The computer wanted latitude and longitude in degrees, minutes and seconds, and I’d written down our coordinates in decimal format, so I had to run back up and pump them through an online converter. Filling in the date, time and location was fiddly, mostly because it was my first attempt and I was rushing.
Star align wasn’t at all difficult, though it ended up being less accurate because I aligned on two relatively adjacent stars — Sirius and Rigel — rather than, as the manual suggested, stars further apart.
When I first lined it up with Sirius, I noticed that the optics were in perfect collimation: the store staff had taken the time to collimate when I bought the scope the night before. A nice touch.
I was apprehensive about the red dot finder, but ended up impressed: once I had centred the telescope on Sirius, I centred the finder as well. After that, centring in the finder — something I needed to do because of my poor alignment (the computer got it close, but not close enough) — presented the object in the eyepiece.
Seeing wasn’t great: our backyard has too much ambient light, and the atmospherics were poor. But we ran a few tests and were impressed: M42 was too faint, but planetary bodies were interesting. We saw the phases of Venus and the rings of Saturn for the first time — sharply, but, at 50×, a little too small in the eyepiece. My next purchase will probably be a higher-magnification eyepiece for planetary observation. The Moon filled the eyepiece’s view, as you might expect from a 25-mm (50×) Plössl with a 50-degree field of view.

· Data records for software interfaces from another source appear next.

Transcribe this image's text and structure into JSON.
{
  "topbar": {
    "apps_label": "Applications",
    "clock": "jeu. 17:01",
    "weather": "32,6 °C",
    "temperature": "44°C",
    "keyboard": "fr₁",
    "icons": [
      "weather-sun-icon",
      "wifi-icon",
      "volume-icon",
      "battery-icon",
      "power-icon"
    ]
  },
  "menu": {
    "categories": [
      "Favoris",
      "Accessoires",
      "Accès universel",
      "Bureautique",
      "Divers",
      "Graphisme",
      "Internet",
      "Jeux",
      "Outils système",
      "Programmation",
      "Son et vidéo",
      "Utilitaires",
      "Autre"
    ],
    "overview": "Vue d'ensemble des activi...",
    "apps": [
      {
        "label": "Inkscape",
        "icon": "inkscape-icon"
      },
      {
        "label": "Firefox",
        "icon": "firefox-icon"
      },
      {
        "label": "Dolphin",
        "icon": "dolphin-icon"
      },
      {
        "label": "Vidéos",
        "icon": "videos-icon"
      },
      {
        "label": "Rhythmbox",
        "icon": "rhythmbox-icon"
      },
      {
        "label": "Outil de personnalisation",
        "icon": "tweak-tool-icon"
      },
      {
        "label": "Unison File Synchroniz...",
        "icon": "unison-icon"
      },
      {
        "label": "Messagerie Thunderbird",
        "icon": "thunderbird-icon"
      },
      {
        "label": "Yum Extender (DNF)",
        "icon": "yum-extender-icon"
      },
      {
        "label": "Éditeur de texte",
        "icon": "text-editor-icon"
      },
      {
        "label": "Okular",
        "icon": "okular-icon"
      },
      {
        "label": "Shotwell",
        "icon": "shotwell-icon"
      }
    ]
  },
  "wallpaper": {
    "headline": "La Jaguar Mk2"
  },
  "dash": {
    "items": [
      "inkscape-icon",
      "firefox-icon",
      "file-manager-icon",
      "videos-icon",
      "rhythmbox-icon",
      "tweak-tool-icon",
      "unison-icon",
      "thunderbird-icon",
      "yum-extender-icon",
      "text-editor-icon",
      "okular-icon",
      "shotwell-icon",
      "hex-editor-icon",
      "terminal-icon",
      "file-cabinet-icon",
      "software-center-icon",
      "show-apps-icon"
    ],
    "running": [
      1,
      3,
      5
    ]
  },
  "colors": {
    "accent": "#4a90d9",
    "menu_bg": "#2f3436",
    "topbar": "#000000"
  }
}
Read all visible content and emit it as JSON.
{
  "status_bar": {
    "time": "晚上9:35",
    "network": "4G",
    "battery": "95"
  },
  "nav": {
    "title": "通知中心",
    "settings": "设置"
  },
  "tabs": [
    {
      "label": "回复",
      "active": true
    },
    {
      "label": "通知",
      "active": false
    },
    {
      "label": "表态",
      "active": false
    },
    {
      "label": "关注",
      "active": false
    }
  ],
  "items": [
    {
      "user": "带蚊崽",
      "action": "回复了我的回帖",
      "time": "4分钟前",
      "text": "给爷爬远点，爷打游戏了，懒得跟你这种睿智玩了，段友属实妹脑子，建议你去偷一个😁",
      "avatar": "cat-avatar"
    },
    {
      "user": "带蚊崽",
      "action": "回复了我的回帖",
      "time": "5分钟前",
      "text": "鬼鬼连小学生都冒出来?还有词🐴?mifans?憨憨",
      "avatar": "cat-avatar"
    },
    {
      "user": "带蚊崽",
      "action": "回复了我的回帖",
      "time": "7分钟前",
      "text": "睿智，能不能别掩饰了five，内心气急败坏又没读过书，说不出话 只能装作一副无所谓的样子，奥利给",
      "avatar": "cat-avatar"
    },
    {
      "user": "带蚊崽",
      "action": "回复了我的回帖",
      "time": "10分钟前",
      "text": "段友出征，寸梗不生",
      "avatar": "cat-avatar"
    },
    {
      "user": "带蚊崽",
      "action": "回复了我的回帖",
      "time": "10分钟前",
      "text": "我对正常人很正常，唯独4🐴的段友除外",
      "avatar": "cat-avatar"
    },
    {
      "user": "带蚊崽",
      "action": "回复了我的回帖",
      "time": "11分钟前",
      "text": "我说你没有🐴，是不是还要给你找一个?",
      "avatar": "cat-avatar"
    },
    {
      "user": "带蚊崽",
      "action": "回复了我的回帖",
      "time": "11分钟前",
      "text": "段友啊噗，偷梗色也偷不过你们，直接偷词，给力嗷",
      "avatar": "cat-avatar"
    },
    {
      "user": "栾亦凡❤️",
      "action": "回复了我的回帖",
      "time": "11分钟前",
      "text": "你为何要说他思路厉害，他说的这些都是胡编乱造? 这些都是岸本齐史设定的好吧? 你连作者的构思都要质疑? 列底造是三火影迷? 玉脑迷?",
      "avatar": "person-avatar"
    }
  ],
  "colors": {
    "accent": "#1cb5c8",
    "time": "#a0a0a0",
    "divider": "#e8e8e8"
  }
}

We ran out of time before I could zero in on Mars or try to find Comet Holmes.
Impressed so far.